In advance of a panel discussion at the gleaming new 92nd St. Y offshoot in Tribeca, we sat down with actor Aasif Mandvi and director David Kaplan to discuss their upcoming movie 7 to the Palace. You probably know Mandvi from his consistently funny work as a Daily Show correspondent, but the roots of the new movie, which he co-wrote, stretch back to his days as an off-Broadway performer — specifically his Obie Award-winning one-man production Sakina’s Restaurant.
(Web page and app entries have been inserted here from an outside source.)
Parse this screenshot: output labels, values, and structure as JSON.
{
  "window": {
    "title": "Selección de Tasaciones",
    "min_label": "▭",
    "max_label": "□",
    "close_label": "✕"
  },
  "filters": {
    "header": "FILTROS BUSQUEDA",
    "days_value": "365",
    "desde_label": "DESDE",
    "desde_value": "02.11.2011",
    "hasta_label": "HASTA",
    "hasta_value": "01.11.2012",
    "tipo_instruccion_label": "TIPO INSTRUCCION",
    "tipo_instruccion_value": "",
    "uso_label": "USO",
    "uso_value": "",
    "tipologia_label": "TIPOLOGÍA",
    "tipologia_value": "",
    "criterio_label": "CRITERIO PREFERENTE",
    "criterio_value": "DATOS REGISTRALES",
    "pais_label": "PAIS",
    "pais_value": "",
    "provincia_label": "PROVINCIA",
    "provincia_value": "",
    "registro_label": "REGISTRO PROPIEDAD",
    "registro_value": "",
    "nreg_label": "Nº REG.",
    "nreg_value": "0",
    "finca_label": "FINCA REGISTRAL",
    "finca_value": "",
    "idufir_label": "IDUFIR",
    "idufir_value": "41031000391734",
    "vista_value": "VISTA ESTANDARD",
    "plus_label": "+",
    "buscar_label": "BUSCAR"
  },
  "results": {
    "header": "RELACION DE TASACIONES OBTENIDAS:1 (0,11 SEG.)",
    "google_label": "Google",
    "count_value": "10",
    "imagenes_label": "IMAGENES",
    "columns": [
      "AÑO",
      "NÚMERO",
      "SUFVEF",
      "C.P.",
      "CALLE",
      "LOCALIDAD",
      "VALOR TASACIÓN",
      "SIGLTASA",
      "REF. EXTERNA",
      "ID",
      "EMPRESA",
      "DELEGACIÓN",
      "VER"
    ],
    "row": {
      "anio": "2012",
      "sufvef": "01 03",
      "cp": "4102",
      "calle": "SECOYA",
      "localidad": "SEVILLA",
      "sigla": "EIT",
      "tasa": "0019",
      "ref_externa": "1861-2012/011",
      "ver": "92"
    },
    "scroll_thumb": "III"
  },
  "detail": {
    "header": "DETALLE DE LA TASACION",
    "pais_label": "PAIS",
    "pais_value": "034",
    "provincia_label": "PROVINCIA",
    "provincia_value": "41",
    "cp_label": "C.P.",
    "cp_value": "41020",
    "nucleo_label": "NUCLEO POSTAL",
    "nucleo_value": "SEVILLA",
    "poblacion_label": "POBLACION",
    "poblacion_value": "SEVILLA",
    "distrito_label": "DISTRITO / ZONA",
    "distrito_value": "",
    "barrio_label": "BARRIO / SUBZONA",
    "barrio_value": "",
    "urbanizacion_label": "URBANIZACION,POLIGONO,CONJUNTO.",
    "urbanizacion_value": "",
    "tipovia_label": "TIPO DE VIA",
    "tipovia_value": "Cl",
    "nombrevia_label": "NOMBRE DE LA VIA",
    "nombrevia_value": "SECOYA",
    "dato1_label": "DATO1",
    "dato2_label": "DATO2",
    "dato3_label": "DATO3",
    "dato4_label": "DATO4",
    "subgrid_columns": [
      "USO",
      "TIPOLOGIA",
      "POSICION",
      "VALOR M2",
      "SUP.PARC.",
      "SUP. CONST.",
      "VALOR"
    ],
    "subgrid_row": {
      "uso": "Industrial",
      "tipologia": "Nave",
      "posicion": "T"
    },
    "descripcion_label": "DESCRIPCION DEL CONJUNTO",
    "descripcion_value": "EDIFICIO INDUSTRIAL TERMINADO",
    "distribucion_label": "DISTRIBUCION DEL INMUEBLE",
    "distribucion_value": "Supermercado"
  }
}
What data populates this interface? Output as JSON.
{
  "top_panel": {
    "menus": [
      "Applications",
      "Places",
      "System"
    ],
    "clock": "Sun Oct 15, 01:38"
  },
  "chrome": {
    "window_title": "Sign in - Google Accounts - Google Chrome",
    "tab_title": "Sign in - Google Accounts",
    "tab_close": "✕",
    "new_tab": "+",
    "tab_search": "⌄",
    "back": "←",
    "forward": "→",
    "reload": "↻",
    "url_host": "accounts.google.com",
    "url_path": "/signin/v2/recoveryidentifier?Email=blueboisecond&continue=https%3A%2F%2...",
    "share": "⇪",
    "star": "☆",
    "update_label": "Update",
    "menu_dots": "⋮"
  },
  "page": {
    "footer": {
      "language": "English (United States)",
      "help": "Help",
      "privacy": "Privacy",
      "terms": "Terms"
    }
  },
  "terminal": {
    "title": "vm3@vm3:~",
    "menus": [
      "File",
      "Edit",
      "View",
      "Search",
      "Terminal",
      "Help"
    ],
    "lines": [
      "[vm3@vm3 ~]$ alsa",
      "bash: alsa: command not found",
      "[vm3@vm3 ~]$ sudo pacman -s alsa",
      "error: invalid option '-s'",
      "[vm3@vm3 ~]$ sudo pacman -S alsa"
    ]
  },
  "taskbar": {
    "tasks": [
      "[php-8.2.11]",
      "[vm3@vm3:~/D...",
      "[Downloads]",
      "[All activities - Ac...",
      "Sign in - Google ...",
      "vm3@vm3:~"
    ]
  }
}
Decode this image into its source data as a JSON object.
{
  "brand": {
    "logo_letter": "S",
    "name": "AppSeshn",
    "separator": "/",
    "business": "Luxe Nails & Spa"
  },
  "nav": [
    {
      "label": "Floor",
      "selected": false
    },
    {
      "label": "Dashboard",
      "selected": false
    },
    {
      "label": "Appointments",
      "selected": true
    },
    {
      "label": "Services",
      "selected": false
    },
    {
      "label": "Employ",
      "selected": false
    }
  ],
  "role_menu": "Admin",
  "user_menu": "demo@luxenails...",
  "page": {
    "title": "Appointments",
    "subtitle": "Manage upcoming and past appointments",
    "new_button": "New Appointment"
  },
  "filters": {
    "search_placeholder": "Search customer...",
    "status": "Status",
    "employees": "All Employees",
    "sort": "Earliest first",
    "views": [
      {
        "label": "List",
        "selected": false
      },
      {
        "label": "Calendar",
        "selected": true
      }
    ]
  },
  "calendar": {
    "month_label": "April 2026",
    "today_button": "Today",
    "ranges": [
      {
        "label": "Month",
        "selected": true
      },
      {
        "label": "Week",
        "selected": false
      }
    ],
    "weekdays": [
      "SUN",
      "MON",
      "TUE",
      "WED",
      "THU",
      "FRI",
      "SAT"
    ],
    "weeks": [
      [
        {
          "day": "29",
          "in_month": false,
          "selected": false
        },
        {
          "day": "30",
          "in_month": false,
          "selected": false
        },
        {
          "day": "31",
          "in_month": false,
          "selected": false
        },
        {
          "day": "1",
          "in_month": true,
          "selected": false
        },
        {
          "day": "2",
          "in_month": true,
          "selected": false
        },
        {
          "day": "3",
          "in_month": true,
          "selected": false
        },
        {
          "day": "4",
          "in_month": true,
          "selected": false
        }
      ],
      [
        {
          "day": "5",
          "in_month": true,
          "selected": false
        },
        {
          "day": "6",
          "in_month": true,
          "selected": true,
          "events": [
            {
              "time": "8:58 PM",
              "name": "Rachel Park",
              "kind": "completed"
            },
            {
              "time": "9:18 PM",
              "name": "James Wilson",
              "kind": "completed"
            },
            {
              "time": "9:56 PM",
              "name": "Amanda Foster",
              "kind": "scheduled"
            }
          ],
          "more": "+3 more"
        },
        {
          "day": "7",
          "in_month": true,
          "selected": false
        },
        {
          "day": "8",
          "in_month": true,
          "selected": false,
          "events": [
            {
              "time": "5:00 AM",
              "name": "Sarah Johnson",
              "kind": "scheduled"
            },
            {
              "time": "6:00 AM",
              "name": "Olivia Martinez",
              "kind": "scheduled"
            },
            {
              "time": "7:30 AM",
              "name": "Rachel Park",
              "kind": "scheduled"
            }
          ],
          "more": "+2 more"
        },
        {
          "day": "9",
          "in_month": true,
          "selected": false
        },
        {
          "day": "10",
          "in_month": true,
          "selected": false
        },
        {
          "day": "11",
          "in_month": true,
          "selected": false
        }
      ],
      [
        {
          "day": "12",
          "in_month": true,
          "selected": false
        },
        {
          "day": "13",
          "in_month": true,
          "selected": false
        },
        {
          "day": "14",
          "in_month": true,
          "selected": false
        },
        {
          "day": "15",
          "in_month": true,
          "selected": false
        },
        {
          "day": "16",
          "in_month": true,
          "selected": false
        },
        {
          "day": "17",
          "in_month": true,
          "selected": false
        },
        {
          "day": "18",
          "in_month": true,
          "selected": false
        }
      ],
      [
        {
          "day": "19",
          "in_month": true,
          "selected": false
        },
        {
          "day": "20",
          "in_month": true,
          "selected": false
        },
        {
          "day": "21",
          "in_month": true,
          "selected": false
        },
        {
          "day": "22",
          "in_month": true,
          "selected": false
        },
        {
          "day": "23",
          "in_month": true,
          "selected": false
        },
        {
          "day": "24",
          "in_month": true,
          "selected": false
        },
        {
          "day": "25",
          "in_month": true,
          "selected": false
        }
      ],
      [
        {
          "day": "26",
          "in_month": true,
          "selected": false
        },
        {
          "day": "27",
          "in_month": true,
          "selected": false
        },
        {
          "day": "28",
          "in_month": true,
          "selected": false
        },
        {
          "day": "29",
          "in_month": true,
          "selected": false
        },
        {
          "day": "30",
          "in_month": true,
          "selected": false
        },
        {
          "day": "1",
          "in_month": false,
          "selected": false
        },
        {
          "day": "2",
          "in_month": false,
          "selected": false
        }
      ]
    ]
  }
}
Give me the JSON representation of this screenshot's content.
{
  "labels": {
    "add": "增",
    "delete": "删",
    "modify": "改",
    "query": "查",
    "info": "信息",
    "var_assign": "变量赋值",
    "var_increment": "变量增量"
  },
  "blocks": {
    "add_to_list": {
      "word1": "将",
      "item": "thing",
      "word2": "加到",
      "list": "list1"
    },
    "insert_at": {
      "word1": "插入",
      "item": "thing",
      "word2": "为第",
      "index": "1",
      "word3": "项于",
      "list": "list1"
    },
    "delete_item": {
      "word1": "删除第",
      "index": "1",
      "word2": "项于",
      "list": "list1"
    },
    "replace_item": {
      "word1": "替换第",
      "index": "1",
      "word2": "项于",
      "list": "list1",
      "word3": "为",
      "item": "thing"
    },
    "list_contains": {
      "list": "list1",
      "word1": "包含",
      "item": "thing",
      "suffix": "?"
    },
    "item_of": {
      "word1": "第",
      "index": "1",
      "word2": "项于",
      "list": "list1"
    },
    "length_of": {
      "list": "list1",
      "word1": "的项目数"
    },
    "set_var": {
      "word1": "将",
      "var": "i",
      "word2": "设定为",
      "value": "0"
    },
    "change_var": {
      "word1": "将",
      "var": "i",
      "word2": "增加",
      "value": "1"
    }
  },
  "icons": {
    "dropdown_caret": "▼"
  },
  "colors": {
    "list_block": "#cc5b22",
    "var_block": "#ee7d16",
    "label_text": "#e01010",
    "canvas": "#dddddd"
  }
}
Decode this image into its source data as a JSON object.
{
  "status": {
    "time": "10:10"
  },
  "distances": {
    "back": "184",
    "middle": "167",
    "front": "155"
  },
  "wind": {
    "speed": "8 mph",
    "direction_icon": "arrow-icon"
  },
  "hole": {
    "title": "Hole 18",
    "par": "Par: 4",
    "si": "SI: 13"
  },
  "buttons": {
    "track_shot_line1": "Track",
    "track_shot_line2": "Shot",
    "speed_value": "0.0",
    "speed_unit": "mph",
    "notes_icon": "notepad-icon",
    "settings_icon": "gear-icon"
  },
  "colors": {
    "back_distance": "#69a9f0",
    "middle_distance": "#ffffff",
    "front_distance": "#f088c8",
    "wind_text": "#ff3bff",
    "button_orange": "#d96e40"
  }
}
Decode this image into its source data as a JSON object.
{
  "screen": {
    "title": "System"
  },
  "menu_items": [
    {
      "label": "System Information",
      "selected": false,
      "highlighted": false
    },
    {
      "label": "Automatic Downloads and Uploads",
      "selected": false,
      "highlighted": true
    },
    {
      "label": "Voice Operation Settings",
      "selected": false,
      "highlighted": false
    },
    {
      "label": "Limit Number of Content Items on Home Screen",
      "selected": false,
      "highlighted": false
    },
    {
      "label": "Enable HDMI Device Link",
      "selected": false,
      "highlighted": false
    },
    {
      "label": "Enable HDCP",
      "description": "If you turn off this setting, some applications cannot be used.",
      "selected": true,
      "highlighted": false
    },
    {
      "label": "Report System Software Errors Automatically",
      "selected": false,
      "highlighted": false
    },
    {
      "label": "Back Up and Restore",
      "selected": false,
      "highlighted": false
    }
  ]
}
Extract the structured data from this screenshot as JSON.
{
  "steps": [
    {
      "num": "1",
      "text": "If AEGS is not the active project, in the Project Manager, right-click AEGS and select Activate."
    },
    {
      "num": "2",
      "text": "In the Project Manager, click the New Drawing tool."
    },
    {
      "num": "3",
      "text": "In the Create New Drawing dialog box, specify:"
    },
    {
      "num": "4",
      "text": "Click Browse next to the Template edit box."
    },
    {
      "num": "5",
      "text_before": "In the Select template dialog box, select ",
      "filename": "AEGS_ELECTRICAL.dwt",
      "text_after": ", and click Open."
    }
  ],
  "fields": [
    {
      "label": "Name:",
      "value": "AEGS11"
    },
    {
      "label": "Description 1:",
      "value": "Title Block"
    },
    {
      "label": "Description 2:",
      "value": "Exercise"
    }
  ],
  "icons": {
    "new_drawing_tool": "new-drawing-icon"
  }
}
In Kaplan’s words, 7 to the Palace, currently in post-production, is “a food family comedy set and filmed in Jackson Heights.” In it, Maandvi’s protagonist must give up his dream of cooking French cuisine to run his father’s traditional Indian restaurant. If that premise sounds a bit like an old-fashioned fairytale to you…well, that’s the point. Kaplan’s experience directing last year’s festival favorite Year of the Fish, a similarly fable-ish animated feature set in Chinatown’s underbelly, was “one of the reasons I got hired to do this.” What’s with his fixation on ethnic enclaves? Simply put — “I like New York a lot. Jackson Heights in particular is such a crossroads of different cultures…it’s a vibrant, alive ethnic enclave that reminds me of the New York of my youth, the New York of 20 years ago.”
Speaking of ethnicity — Maandvi addressed recent criticisms of the comedy world (SNL, mostly) for being too white and too male. “(The comedy world) has always been like that,” he asserted. “Even on the Daily Show, I end up sort of being the brown guy. That’s a reality of being in show business in America — I don’t think it’s limited to comedy. We still have a really hard time dealing with race in this country.” Then, with a smile — “But hopefully Obama will change all that. We will all now get along.” Or will we? When we got onto the topic of how much Maandvi pays attention to the news, he said that he focuses only on stories he could cover in his role as a correspondent. “Only ones with Indian people in them, right?” we asked. “There you go,” he joked. “You’re doing it yourself. Now you’re a culprit.” Clearly, we’ve still got a long way to go.
Perhaps the most burning question of the evening: where does Maandvi go for an Indian food fix in the city? “I don’t eat Indian food. I find it too spicy,” he said with a straight face. But seriously — “I like to go to the cheap Indian restaurants down on 6th Street. The places where no one speaks English and Christmas lights are hanging in your face.”
As for the movie, it sounds like a comic, lightly heartwarming diversion — mulligatawny soup for the troubled New York soul. Can this thing come out now instead of next year?